== Segment start ==
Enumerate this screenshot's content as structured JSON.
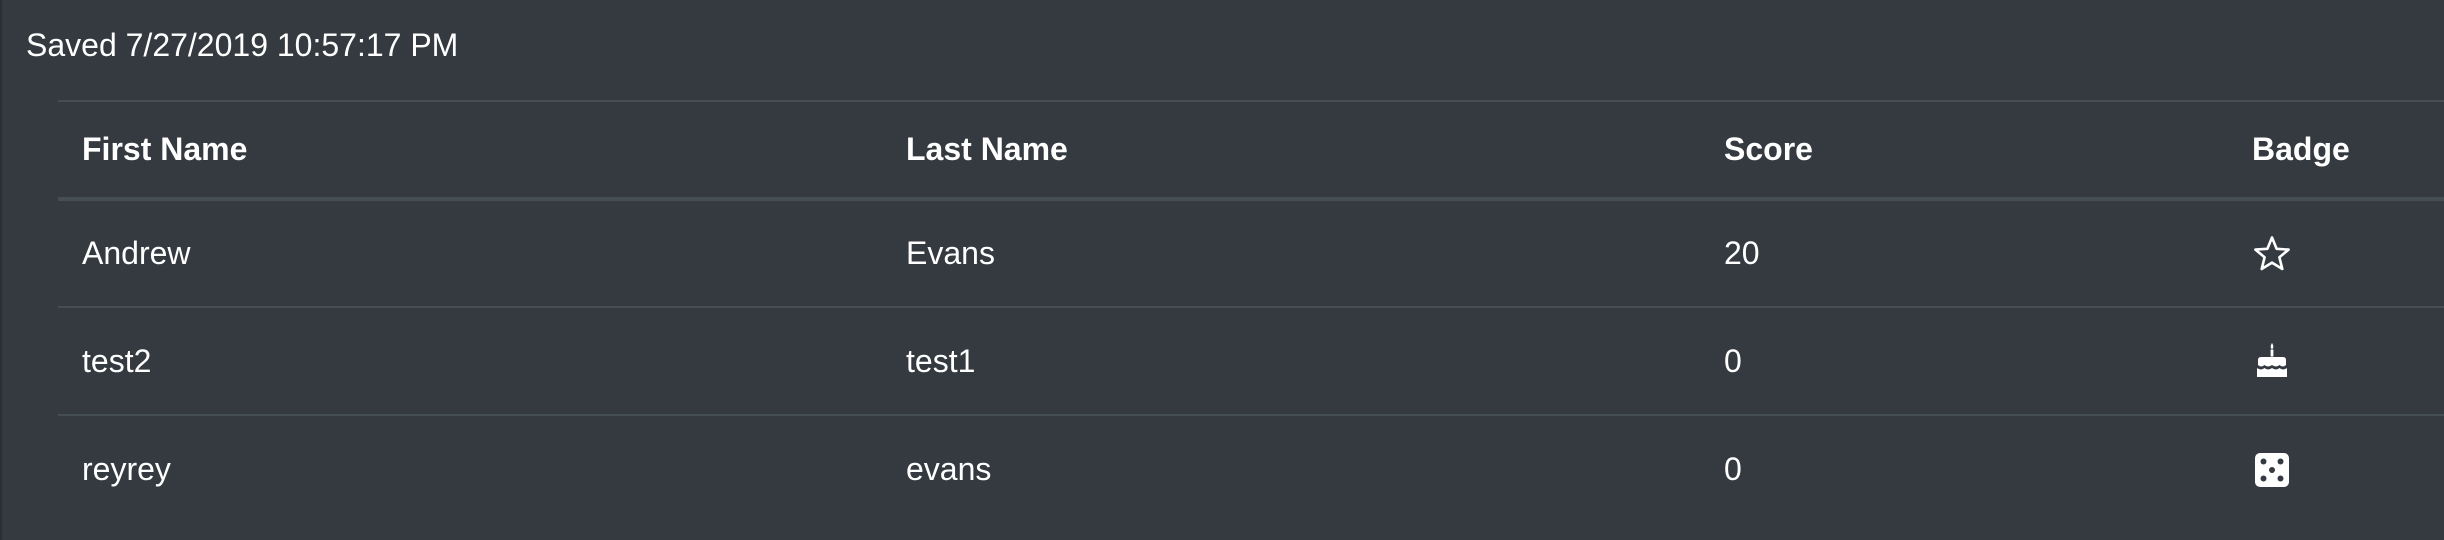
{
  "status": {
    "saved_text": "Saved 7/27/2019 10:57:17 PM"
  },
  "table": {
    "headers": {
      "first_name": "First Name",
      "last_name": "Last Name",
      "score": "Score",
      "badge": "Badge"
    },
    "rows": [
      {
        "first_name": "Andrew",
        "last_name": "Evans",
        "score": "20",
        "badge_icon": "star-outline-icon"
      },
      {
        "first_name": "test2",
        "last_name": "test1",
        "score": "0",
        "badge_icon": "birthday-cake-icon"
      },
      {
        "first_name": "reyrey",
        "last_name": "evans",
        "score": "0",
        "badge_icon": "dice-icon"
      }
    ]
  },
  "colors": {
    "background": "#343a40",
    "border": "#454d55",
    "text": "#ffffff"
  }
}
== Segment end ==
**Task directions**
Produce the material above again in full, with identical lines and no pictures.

**Output for this exercise**
Enumerate this screenshot's content as structured JSON.
{
  "status": {
    "saved_text": "Saved 7/27/2019 10:57:17 PM"
  },
  "table": {
    "headers": {
      "first_name": "First Name",
      "last_name": "Last Name",
      "score": "Score",
      "badge": "Badge"
    },
    "rows": [
      {
        "first_name": "Andrew",
        "last_name": "Evans",
        "score": "20",
        "badge_icon": "star-outline-icon"
      },
      {
        "first_name": "test2",
        "last_name": "test1",
        "score": "0",
        "badge_icon": "birthday-cake-icon"
      },
      {
        "first_name": "reyrey",
        "last_name": "evans",
        "score": "0",
        "badge_icon": "dice-icon"
      }
    ]
  },
  "colors": {
    "background": "#343a40",
    "border": "#454d55",
    "text": "#ffffff"
  }
}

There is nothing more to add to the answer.